I arrive back at Coco Beach with the blue flashing lights to awake the whole campsite.   A wave from the driver window sees my escort wave back in true Christmas spirit. To the alarm of Fanny and Florence on all fours, I crawl into the tent and crash out.   They have the sense to let sleeping dogs lie.

Christmas day starts with a large dose of humble pie. Curt has a red bow. I have a red nose. The rewiring is completed and Cass the girlfriend has taken to wearing long trousers after a bout of malaria.   The newspaper Dutch have turned into parasites. The Musketeers have decided on a route through the Congo.   By the time I surface the over Lander’s Christmas party is about to start or more to the point it has already started.
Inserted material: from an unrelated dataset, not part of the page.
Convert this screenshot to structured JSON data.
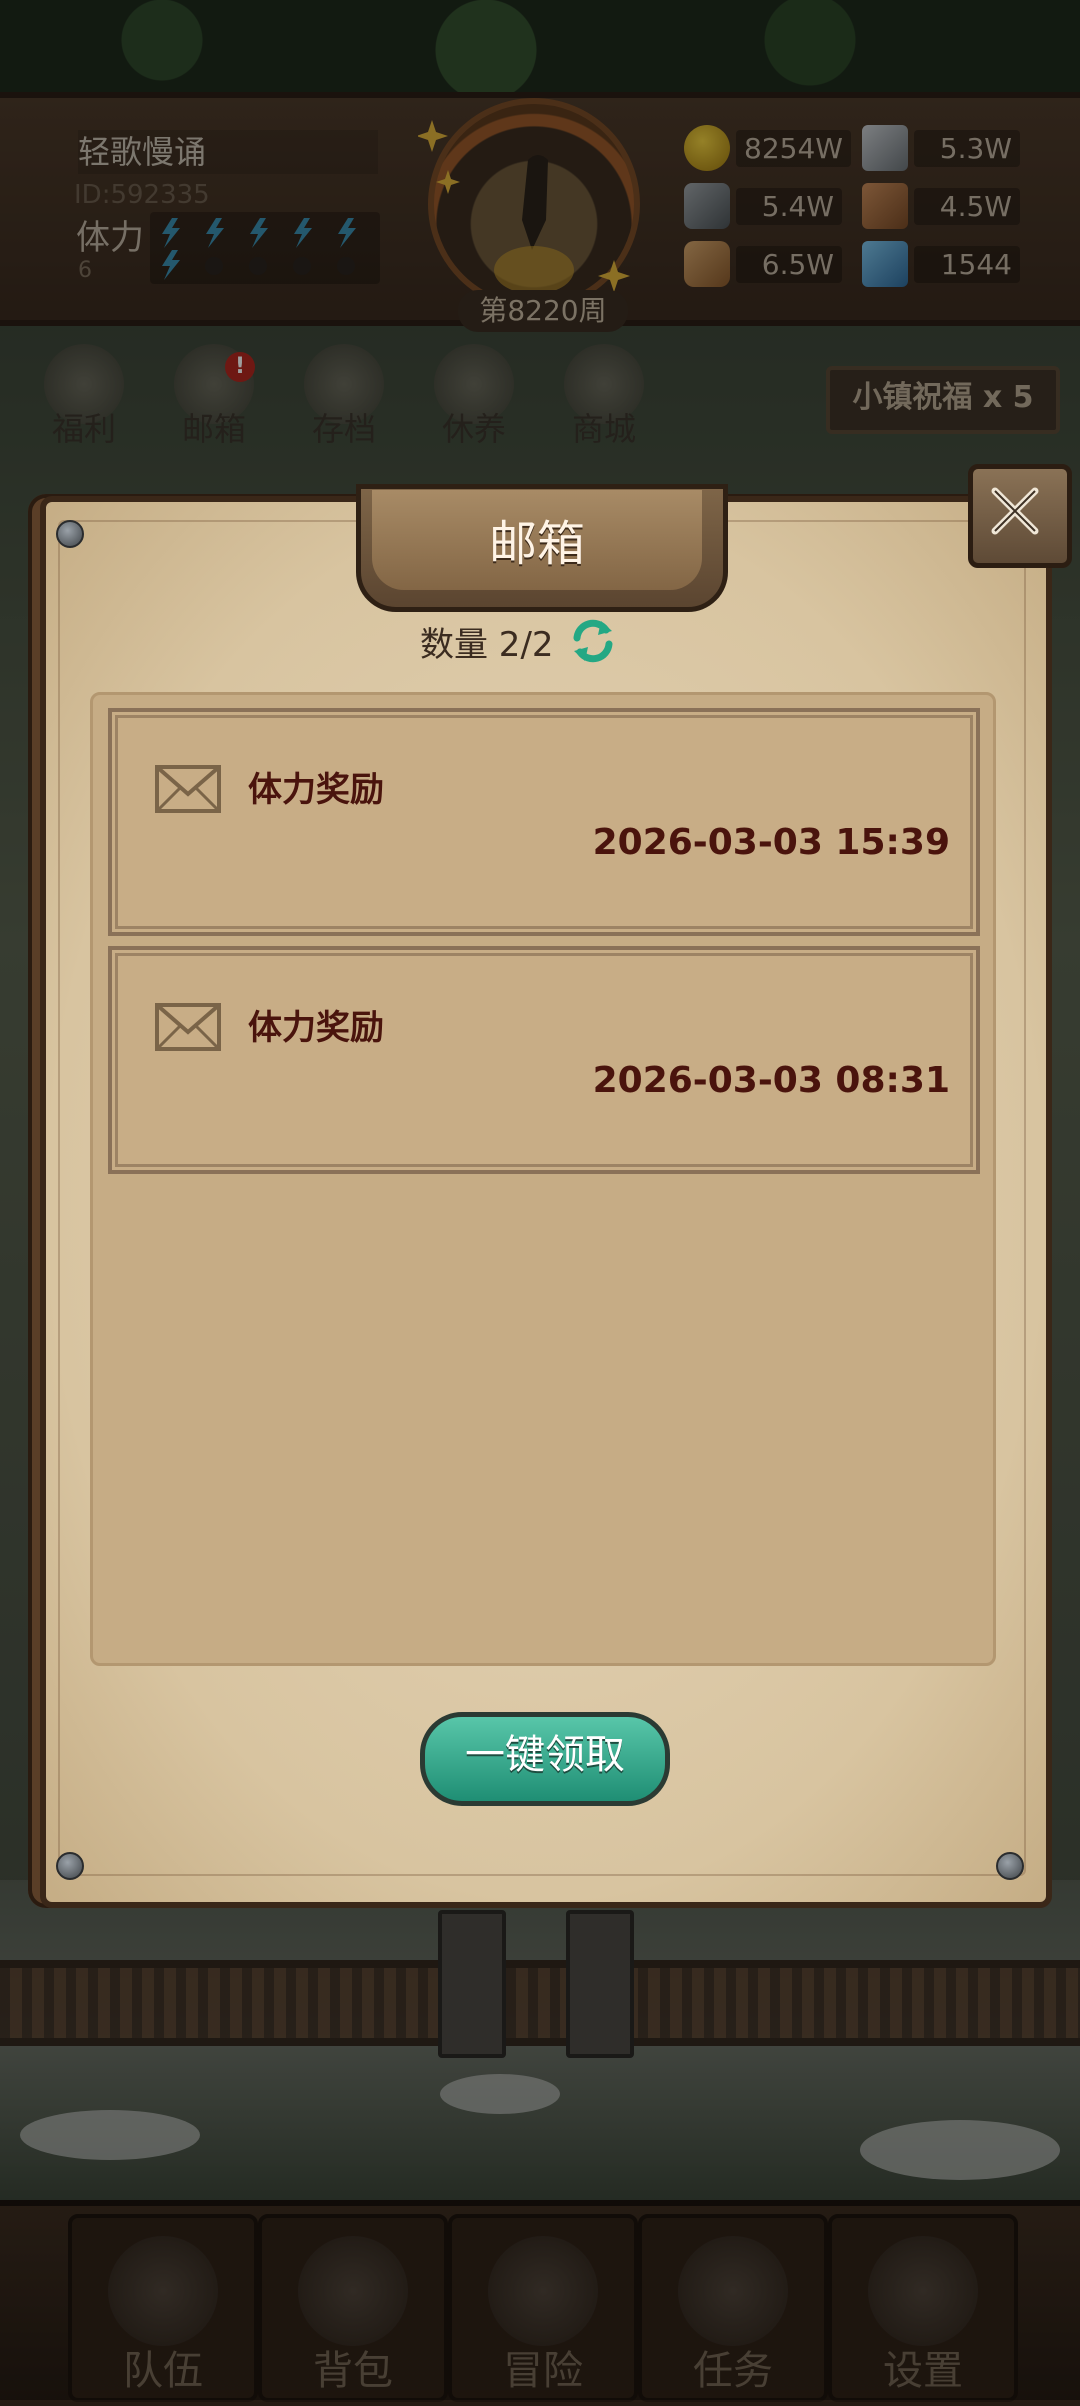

Feeling like Rudolph the red nose reindeer I wander over to the bar for the hair of the dog that bit me. “Happy Christmas.” “Many happy returns.” Ah! “You do speak English.” Fuck I’m nobbled.   “What would your children like for Xmas?” “A dash for Christmas cheer would not go astray”. “Thanks be to Jesus for that.”   The dark vapour shape behind last night’s desk smiles as if to say I always get my man.

Christmas night starts in earnest with a visit to the 7th Son of Jesus Church. It is packed to the gunnels. The altar is adorned with a five-piece Band, a backing group of halleluiah woman who could be heard on the other side of the galaxy. With a roving microphone, we are all asked to introduce ourselves to the faithful. After an hour of praising God no high in high-octane, it is not difficult to see why Ghana’s shops and business are named in such a way that you are not sure what you are entering for. Such as Fanny reappeared from the hairdresser called THE Divine Beauty Salon that she now wants to change too – God help You Salon or O! Well If I must look like these don’t laugh. In Ghana every lorry, taxi is bejewelled with signs on how to get to heaven. Be Merciful. Who cares God knows why. There is only one way up.   We dance and boogie until the early hours of the morning.

The New Year is not long in coming with the serious business of finding a way forward. Josh and I decided to pay a visit to the port to see if there is any possibility of securing a passage by ship to Walvis Bay in Namibia.Afficher l'image d'origine

( To be Continued)